(App and web page records)
'''
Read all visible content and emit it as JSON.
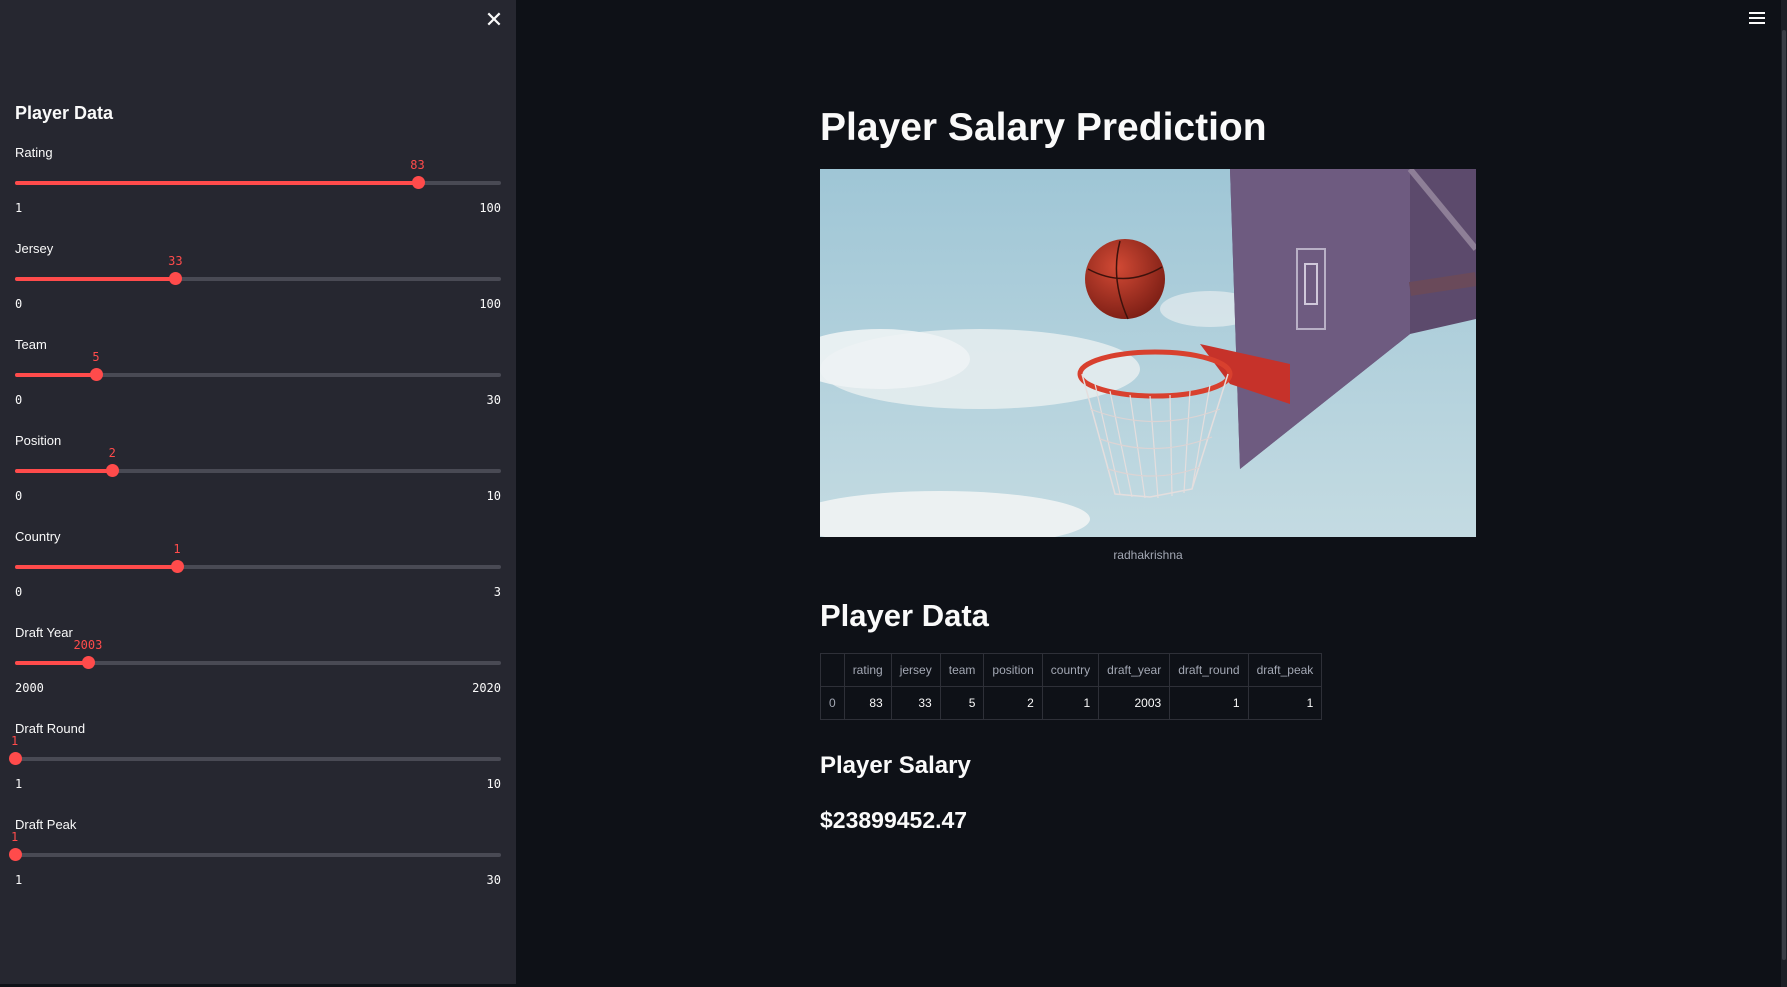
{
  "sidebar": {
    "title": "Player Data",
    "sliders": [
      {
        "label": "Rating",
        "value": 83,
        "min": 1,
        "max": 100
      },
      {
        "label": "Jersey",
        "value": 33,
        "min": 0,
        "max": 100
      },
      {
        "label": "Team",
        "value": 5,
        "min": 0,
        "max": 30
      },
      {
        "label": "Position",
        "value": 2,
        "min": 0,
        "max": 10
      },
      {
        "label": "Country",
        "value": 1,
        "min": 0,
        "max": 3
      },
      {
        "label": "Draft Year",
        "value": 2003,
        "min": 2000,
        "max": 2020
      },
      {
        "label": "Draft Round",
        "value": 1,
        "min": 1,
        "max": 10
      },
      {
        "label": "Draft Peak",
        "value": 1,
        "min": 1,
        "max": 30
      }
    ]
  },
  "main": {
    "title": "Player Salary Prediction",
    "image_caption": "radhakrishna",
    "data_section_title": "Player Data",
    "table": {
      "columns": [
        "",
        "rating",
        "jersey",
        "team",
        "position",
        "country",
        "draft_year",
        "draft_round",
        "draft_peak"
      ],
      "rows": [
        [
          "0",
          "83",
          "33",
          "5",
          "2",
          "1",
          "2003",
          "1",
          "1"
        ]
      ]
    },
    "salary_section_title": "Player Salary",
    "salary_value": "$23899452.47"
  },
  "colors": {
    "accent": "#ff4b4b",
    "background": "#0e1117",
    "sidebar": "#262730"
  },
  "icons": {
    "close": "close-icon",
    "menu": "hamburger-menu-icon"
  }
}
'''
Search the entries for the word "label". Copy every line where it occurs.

#### Task answer:
        "label": "Rating",
        "label": "Jersey",
        "label": "Team",
        "label": "Position",
        "label": "Country",
        "label": "Draft Year",
        "label": "Draft Round",
        "label": "Draft Peak",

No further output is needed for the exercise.